Exercise. Scan the material for "COVID". Copy every line it appears in.

Given data.
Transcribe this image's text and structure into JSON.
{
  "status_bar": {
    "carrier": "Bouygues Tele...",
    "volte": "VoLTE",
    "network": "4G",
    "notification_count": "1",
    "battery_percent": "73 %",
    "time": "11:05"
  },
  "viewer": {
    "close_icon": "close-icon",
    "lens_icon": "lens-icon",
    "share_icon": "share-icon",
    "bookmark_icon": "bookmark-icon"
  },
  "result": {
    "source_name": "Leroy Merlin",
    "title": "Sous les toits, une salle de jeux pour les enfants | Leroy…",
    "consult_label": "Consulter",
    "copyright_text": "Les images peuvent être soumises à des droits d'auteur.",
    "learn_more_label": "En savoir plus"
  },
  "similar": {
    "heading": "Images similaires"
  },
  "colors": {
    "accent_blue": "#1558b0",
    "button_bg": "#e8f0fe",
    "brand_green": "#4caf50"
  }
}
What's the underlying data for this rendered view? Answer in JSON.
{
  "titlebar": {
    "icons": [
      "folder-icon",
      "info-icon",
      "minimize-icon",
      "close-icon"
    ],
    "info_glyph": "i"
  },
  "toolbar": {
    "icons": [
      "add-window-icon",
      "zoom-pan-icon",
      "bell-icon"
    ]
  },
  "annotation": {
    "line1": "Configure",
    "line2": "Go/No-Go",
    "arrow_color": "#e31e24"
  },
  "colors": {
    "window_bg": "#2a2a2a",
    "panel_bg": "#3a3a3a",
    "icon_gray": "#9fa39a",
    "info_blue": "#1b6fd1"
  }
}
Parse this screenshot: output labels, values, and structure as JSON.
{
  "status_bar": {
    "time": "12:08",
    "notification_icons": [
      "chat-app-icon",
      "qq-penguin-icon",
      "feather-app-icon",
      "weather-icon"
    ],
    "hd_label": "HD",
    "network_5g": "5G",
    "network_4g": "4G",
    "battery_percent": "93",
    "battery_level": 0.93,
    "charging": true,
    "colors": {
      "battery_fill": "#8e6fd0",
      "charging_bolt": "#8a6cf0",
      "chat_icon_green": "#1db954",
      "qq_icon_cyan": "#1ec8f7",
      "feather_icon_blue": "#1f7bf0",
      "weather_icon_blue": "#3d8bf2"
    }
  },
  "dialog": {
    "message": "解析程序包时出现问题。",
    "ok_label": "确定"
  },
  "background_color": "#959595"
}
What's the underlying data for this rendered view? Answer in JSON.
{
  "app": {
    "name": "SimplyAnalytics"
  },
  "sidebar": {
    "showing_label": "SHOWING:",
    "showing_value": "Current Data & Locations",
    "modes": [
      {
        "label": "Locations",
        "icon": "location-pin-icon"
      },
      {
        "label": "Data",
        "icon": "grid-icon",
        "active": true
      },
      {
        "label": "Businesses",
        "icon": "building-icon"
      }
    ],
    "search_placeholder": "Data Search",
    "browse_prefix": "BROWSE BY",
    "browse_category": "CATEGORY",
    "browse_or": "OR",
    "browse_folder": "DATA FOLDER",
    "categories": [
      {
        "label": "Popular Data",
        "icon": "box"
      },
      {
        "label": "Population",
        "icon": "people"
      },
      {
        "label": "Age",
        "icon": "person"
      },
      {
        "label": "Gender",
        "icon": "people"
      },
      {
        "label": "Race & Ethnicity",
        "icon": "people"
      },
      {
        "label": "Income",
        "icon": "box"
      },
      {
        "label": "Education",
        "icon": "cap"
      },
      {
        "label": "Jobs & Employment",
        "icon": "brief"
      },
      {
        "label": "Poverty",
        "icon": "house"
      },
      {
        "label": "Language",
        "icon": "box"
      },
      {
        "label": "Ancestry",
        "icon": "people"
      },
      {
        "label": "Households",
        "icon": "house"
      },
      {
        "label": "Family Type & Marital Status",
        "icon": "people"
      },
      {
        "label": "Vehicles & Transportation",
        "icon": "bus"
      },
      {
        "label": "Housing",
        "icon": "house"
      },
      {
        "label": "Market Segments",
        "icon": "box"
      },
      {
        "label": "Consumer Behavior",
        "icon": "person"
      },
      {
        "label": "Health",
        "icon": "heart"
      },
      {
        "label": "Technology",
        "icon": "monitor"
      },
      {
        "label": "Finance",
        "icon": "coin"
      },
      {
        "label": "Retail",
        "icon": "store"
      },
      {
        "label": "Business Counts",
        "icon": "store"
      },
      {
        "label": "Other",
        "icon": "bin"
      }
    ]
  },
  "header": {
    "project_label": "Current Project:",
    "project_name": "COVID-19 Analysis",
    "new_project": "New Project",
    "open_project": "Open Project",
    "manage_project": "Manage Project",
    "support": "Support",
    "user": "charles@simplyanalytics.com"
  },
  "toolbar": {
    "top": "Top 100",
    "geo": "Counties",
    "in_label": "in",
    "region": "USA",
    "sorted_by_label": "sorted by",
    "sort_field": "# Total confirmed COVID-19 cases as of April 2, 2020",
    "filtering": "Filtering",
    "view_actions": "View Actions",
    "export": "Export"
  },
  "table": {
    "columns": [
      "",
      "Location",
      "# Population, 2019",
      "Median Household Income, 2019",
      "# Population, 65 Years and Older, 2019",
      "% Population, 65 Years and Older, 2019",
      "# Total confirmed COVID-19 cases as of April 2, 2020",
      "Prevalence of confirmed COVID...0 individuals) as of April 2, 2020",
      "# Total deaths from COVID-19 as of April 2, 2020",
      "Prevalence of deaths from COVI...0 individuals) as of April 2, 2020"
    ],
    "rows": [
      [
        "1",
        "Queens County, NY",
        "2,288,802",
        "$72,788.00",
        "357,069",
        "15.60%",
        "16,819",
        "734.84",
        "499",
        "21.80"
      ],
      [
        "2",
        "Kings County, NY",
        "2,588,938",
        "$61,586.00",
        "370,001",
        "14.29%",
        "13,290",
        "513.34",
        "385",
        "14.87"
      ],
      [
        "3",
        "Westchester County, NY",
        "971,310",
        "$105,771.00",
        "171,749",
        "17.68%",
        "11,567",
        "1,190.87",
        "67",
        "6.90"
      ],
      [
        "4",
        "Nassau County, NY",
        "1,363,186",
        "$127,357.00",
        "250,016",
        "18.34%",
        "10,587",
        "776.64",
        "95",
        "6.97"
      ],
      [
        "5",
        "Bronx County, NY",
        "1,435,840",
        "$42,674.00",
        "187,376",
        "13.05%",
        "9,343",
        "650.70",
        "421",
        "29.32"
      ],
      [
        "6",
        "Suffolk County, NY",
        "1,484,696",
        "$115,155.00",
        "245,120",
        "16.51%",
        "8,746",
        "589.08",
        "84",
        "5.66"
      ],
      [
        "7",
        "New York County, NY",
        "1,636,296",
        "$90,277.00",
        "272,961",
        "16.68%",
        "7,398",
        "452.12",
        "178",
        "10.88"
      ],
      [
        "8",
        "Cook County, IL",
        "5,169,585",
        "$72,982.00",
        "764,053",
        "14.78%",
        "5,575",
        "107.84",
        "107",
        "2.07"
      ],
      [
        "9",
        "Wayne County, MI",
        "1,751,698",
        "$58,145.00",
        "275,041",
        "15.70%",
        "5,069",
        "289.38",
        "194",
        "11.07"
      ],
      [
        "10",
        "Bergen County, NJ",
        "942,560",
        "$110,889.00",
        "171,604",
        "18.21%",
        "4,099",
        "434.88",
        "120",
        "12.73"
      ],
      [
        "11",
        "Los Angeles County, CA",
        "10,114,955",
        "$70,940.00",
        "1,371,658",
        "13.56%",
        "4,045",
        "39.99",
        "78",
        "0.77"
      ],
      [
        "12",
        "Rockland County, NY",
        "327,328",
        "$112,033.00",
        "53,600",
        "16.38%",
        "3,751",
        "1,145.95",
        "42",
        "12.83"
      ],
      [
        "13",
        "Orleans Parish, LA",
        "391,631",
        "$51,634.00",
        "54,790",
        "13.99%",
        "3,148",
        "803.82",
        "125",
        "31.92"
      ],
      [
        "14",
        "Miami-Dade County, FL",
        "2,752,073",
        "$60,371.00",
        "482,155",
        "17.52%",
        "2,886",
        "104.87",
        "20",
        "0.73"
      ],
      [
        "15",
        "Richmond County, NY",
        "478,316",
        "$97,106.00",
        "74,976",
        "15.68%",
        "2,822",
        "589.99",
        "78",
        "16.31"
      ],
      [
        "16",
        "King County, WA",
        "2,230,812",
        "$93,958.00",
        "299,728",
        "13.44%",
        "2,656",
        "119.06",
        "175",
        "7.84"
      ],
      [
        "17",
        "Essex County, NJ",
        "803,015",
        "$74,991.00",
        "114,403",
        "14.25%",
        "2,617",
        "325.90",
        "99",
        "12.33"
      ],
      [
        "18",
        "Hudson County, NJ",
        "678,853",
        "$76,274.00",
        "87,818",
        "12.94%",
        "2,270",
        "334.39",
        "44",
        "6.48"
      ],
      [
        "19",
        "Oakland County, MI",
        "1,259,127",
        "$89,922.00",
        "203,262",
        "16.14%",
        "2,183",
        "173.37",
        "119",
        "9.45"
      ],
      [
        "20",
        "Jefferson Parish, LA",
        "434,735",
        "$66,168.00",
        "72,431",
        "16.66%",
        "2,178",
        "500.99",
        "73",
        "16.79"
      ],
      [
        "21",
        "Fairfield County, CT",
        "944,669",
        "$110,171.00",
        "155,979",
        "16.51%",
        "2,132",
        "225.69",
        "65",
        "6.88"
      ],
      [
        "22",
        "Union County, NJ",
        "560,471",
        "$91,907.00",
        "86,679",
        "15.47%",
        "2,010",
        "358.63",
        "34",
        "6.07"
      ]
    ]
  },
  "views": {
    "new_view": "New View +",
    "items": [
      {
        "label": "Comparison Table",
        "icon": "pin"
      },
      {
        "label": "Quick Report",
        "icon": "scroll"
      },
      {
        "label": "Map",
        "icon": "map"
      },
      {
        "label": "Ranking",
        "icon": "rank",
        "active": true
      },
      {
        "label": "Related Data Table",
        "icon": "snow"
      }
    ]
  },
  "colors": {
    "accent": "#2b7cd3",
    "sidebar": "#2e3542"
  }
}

Problem solution.
    "project_name": "COVID-19 Analysis",
    "sort_field": "# Total confirmed COVID-19 cases as of April 2, 2020",
      "# Total confirmed COVID-19 cases as of April 2, 2020",
      "Prevalence of confirmed COVID...0 individuals) as of April 2, 2020",
      "# Total deaths from COVID-19 as of April 2, 2020",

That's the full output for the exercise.